Solar-powered balloons soaring into the Earth’s stratosphere have captured an enigma – mysterious rumblings that baffle scientists in their origin. The infrasound signals, detected at 70,000 feet, are so low-pitched that they elude human hearing. Amidst a cacophony of concealed low-frequency sounds, including thunder, ocean waves, and human activities like rocket launches and transportation, these peculiar infrasounds remain unexplained.
Daniel Bowman, the lead investigator and a senior scientist at Sandia National Laboratories, expressed uncertainty about the source of these signals, which intermittently manifest a few times per hour during certain flights in the stratosphere. The stratosphere, extending from approximately 9 miles to 31 miles above the Earth, is a serene layer above the atmosphere, characterized by ultraviolet-blocking ozone and minimal turbulence. Most sounds in this region originate from ultra low-frequency reverberations from the Earth’s surface.
Since the 1890s, scientists and enthusiasts have launched balloons into the stratosphere. The recent study, employing 23-foot-wide plastic balloons equipped with infrasound sensors and charcoal powder for passive solar elevation, commenced in 2016. Initially focused on recording sounds from volcanic eruptions, the project unintentionally detected the unexplained low rumbles during their flights, defying precise identification.
The researchers have proposed hypotheses, ranging from undiscovered atmospheric turbulence to distorted echoes from below. The balloons, propelled by solar power, facilitated extensive tracking across hundreds of miles using GPS. Despite having some conjectures, the scientists remain uncertain about the exact nature of these mysterious stratospheric sounds.

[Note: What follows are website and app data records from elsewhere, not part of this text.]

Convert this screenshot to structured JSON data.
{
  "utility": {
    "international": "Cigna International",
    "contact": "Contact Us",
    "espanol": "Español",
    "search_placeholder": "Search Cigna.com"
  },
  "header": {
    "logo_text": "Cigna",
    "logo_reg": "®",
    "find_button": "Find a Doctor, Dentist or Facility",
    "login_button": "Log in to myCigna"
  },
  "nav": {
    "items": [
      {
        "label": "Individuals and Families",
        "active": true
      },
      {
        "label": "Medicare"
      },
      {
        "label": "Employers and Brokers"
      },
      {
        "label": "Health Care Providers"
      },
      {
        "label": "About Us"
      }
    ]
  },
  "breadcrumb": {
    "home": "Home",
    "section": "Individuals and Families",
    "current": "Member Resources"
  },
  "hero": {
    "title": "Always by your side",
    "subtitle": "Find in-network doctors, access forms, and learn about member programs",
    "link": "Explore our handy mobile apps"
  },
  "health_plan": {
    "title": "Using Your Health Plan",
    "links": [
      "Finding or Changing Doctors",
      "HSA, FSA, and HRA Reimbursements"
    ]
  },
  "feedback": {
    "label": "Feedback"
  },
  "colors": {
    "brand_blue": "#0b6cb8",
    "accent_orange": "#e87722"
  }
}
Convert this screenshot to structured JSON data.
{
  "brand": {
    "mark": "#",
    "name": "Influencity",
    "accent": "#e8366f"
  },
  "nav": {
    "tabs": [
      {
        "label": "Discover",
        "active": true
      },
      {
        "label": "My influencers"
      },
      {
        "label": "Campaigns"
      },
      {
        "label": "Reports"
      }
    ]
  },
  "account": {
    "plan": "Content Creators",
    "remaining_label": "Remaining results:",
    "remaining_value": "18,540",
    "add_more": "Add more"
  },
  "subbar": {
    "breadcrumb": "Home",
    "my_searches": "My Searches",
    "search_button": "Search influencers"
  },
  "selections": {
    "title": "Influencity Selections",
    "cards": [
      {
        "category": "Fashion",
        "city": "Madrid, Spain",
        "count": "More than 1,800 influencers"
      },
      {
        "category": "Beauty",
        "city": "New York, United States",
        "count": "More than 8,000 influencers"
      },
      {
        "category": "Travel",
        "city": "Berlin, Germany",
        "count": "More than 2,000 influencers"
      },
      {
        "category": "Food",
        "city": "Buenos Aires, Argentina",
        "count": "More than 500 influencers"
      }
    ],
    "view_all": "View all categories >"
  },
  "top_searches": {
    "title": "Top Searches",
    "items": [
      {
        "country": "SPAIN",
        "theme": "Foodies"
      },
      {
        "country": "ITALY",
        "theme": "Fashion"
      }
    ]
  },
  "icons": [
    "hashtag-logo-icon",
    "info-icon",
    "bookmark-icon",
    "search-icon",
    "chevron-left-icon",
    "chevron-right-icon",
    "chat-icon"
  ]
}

The investigation continues, aiming to unravel the origins, variability across seasons, and patterns in different global regions.